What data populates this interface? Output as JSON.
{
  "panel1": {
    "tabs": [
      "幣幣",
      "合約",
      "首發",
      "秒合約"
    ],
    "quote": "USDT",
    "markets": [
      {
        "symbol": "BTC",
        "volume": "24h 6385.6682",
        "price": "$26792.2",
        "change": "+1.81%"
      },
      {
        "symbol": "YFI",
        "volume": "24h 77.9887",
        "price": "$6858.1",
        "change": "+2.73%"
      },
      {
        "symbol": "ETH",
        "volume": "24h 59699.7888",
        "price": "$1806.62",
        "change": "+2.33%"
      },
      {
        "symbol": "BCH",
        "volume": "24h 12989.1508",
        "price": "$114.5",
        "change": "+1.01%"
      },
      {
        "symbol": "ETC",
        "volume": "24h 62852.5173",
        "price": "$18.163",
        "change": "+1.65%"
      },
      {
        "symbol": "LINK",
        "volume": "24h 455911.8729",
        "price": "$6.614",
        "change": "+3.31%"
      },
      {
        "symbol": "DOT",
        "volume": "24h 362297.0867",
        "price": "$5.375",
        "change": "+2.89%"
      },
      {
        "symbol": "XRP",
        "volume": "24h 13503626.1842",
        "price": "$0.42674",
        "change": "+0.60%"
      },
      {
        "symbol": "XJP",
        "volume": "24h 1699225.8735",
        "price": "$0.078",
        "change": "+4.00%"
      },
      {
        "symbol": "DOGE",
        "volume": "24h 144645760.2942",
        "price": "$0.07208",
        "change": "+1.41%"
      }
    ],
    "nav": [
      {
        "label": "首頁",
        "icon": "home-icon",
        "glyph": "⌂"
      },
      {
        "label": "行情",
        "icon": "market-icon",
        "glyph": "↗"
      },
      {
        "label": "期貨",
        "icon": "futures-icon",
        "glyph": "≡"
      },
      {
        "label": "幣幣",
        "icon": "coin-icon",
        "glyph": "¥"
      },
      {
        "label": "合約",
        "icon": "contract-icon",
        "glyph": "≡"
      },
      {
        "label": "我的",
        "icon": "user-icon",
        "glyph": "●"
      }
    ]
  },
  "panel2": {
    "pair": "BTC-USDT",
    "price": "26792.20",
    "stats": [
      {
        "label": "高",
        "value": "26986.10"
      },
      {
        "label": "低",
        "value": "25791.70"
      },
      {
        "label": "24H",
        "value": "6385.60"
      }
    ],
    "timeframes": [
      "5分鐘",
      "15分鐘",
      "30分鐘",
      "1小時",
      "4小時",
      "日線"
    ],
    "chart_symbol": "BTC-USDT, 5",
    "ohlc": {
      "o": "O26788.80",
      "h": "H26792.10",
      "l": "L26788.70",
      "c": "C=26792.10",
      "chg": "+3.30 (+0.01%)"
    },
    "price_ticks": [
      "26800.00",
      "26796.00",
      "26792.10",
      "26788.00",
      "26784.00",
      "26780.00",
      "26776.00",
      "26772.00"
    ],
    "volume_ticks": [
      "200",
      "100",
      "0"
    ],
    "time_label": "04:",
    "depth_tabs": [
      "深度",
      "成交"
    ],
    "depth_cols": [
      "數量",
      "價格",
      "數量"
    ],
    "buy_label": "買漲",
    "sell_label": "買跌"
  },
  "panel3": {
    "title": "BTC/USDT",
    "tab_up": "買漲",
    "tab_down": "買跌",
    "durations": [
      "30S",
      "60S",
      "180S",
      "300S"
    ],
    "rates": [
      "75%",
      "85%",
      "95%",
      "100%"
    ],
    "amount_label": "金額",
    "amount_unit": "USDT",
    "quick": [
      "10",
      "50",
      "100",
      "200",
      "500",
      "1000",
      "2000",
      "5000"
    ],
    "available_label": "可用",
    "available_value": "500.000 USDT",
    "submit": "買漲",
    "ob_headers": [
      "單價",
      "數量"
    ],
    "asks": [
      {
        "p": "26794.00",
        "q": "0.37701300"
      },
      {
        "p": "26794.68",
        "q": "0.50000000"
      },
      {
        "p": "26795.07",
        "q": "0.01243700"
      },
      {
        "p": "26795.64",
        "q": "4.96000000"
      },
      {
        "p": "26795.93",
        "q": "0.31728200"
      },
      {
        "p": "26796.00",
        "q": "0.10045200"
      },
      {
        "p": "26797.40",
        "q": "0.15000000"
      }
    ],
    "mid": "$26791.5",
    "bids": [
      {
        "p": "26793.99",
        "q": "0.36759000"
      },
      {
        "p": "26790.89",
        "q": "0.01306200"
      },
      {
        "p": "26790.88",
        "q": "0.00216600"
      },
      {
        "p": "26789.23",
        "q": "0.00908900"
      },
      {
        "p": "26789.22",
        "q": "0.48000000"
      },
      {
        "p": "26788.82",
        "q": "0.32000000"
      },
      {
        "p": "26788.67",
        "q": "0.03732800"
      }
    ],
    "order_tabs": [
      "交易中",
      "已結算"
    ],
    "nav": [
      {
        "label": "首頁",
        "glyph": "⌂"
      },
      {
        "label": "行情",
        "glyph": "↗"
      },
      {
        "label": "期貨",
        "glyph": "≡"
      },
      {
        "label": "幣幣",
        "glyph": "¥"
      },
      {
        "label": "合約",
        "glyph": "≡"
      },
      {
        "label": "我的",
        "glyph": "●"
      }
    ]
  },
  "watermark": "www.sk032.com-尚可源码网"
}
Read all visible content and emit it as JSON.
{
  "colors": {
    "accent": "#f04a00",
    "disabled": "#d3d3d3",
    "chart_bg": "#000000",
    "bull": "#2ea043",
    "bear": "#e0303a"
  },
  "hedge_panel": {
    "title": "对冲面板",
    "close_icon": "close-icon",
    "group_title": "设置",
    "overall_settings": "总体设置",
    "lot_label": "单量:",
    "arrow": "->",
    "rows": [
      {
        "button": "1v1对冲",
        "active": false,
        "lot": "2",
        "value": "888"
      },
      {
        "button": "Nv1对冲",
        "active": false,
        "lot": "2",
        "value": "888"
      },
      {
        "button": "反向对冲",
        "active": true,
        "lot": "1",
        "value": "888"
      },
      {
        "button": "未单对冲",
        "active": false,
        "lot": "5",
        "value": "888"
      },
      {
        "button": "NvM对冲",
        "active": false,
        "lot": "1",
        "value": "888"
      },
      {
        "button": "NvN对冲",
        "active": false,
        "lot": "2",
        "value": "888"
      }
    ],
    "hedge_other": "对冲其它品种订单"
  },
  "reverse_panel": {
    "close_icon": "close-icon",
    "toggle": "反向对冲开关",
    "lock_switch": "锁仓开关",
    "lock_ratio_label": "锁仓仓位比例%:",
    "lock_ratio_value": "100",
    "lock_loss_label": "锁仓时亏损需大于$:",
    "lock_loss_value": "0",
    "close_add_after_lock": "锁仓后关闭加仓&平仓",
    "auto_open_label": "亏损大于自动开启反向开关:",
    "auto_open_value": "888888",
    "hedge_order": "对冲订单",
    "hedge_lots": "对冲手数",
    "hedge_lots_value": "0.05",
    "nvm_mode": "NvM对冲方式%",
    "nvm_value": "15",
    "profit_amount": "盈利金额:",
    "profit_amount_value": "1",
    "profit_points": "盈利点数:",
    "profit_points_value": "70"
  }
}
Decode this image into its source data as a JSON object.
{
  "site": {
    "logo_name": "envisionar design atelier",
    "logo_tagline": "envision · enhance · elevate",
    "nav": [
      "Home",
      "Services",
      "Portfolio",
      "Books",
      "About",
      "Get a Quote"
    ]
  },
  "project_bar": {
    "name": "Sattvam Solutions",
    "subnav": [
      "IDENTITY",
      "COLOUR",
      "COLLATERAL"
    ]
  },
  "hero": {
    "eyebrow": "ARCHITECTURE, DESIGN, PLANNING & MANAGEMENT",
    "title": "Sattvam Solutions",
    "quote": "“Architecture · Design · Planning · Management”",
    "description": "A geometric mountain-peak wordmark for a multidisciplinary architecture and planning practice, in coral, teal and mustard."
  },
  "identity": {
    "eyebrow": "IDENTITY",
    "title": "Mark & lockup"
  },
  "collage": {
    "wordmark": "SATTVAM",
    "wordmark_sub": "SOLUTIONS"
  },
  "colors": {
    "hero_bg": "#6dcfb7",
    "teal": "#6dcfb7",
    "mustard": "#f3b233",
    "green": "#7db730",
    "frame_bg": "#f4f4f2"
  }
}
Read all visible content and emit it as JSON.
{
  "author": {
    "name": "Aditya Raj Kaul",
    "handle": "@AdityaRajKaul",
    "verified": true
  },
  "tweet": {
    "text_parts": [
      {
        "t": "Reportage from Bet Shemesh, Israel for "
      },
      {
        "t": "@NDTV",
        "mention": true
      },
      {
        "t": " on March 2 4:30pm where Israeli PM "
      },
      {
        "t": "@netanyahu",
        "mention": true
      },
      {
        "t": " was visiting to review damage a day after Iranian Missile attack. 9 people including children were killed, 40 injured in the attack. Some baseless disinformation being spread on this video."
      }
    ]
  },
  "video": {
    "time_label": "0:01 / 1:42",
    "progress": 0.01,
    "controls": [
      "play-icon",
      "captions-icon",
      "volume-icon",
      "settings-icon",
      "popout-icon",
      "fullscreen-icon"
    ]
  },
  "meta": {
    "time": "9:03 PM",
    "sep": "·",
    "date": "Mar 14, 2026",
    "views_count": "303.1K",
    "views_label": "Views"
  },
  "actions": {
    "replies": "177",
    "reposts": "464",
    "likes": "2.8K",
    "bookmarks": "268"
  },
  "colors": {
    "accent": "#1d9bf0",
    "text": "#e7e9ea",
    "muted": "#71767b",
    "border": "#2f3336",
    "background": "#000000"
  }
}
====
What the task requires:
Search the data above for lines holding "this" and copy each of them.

Response box:
What data populates this interface? Output as JSON.
Decode this image into its source data as a JSON object.
        "t": " was visiting to review damage a day after Iranian Missile attack. 9 people including children were killed, 40 injured in the attack. Some baseless disinformation being spread on this video."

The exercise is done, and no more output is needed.